[DESCRIPTION OF THE TASK]:
Every record below should be printed exactly as given.
DATA below:
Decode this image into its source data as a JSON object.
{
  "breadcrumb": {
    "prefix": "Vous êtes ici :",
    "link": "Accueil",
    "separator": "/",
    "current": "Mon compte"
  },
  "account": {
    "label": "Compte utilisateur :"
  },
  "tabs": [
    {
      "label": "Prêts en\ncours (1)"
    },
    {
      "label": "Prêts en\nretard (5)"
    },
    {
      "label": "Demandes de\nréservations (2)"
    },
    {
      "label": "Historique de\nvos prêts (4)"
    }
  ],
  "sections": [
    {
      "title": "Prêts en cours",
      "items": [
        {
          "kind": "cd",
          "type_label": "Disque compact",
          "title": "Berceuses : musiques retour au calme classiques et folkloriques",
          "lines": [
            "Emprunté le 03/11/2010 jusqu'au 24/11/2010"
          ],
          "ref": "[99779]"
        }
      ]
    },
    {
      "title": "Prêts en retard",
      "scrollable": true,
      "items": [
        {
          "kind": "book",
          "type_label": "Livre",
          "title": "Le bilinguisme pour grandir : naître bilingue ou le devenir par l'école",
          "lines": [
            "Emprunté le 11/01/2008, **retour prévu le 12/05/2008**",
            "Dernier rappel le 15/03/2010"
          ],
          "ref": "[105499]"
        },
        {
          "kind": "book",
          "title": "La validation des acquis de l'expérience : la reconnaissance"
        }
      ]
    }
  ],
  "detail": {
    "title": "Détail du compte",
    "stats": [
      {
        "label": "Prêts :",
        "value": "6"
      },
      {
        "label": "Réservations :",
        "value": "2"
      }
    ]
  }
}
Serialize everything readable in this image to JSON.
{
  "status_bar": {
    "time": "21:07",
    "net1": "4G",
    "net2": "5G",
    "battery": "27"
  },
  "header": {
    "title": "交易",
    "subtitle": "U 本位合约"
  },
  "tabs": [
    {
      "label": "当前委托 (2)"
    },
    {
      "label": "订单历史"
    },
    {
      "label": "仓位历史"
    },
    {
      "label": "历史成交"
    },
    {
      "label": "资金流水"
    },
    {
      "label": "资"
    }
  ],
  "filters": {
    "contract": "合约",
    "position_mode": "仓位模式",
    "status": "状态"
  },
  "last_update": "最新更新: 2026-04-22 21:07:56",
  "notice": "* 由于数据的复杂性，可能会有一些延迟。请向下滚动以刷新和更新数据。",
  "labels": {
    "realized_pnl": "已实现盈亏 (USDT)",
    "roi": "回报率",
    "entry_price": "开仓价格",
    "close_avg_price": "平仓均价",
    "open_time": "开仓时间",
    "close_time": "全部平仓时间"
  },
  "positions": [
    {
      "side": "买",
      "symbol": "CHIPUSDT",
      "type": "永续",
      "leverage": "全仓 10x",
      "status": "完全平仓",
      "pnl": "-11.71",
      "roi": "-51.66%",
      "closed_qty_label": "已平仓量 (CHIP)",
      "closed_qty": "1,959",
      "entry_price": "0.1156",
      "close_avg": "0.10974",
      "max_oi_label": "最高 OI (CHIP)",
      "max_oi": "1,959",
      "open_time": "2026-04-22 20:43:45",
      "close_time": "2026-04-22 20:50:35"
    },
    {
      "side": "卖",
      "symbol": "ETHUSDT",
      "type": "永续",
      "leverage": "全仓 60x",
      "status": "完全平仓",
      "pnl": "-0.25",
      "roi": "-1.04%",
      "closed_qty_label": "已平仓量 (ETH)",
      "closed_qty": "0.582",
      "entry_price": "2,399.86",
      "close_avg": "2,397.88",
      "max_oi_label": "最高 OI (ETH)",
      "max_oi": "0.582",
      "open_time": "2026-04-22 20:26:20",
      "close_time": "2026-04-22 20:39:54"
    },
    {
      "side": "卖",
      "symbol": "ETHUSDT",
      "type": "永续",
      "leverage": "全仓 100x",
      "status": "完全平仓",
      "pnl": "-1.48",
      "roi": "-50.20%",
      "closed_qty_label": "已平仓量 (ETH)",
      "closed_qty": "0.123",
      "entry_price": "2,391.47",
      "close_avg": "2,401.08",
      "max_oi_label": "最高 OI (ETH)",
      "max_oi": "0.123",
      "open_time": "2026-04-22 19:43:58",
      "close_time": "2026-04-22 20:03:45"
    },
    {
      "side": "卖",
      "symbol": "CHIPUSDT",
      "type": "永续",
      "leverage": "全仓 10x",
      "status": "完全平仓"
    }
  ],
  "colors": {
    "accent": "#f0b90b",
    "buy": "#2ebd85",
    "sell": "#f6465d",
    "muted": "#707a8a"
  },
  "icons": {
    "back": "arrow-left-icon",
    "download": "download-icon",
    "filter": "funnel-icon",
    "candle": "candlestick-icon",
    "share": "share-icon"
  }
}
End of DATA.
[SOLUTION]:
Decode this image into its source data as a JSON object.
{
  "breadcrumb": {
    "prefix": "Vous êtes ici :",
    "link": "Accueil",
    "separator": "/",
    "current": "Mon compte"
  },
  "account": {
    "label": "Compte utilisateur :"
  },
  "tabs": [
    {
      "label": "Prêts en\ncours (1)"
    },
    {
      "label": "Prêts en\nretard (5)"
    },
    {
      "label": "Demandes de\nréservations (2)"
    },
    {
      "label": "Historique de\nvos prêts (4)"
    }
  ],
  "sections": [
    {
      "title": "Prêts en cours",
      "items": [
        {
          "kind": "cd",
          "type_label": "Disque compact",
          "title": "Berceuses : musiques retour au calme classiques et folkloriques",
          "lines": [
            "Emprunté le 03/11/2010 jusqu'au 24/11/2010"
          ],
          "ref": "[99779]"
        }
      ]
    },
    {
      "title": "Prêts en retard",
      "scrollable": true,
      "items": [
        {
          "kind": "book",
          "type_label": "Livre",
          "title": "Le bilinguisme pour grandir : naître bilingue ou le devenir par l'école",
          "lines": [
            "Emprunté le 11/01/2008, **retour prévu le 12/05/2008**",
            "Dernier rappel le 15/03/2010"
          ],
          "ref": "[105499]"
        },
        {
          "kind": "book",
          "title": "La validation des acquis de l'expérience : la reconnaissance"
        }
      ]
    }
  ],
  "detail": {
    "title": "Détail du compte",
    "stats": [
      {
        "label": "Prêts :",
        "value": "6"
      },
      {
        "label": "Réservations :",
        "value": "2"
      }
    ]
  }
}
Serialize everything readable in this image to JSON.
{
  "status_bar": {
    "time": "21:07",
    "net1": "4G",
    "net2": "5G",
    "battery": "27"
  },
  "header": {
    "title": "交易",
    "subtitle": "U 本位合约"
  },
  "tabs": [
    {
      "label": "当前委托 (2)"
    },
    {
      "label": "订单历史"
    },
    {
      "label": "仓位历史"
    },
    {
      "label": "历史成交"
    },
    {
      "label": "资金流水"
    },
    {
      "label": "资"
    }
  ],
  "filters": {
    "contract": "合约",
    "position_mode": "仓位模式",
    "status": "状态"
  },
  "last_update": "最新更新: 2026-04-22 21:07:56",
  "notice": "* 由于数据的复杂性，可能会有一些延迟。请向下滚动以刷新和更新数据。",
  "labels": {
    "realized_pnl": "已实现盈亏 (USDT)",
    "roi": "回报率",
    "entry_price": "开仓价格",
    "close_avg_price": "平仓均价",
    "open_time": "开仓时间",
    "close_time": "全部平仓时间"
  },
  "positions": [
    {
      "side": "买",
      "symbol": "CHIPUSDT",
      "type": "永续",
      "leverage": "全仓 10x",
      "status": "完全平仓",
      "pnl": "-11.71",
      "roi": "-51.66%",
      "closed_qty_label": "已平仓量 (CHIP)",
      "closed_qty": "1,959",
      "entry_price": "0.1156",
      "close_avg": "0.10974",
      "max_oi_label": "最高 OI (CHIP)",
      "max_oi": "1,959",
      "open_time": "2026-04-22 20:43:45",
      "close_time": "2026-04-22 20:50:35"
    },
    {
      "side": "卖",
      "symbol": "ETHUSDT",
      "type": "永续",
      "leverage": "全仓 60x",
      "status": "完全平仓",
      "pnl": "-0.25",
      "roi": "-1.04%",
      "closed_qty_label": "已平仓量 (ETH)",
      "closed_qty": "0.582",
      "entry_price": "2,399.86",
      "close_avg": "2,397.88",
      "max_oi_label": "最高 OI (ETH)",
      "max_oi": "0.582",
      "open_time": "2026-04-22 20:26:20",
      "close_time": "2026-04-22 20:39:54"
    },
    {
      "side": "卖",
      "symbol": "ETHUSDT",
      "type": "永续",
      "leverage": "全仓 100x",
      "status": "完全平仓",
      "pnl": "-1.48",
      "roi": "-50.20%",
      "closed_qty_label": "已平仓量 (ETH)",
      "closed_qty": "0.123",
      "entry_price": "2,391.47",
      "close_avg": "2,401.08",
      "max_oi_label": "最高 OI (ETH)",
      "max_oi": "0.123",
      "open_time": "2026-04-22 19:43:58",
      "close_time": "2026-04-22 20:03:45"
    },
    {
      "side": "卖",
      "symbol": "CHIPUSDT",
      "type": "永续",
      "leverage": "全仓 10x",
      "status": "完全平仓"
    }
  ],
  "colors": {
    "accent": "#f0b90b",
    "buy": "#2ebd85",
    "sell": "#f6465d",
    "muted": "#707a8a"
  },
  "icons": {
    "back": "arrow-left-icon",
    "download": "download-icon",
    "filter": "funnel-icon",
    "candle": "candlestick-icon",
    "share": "share-icon"
  }
}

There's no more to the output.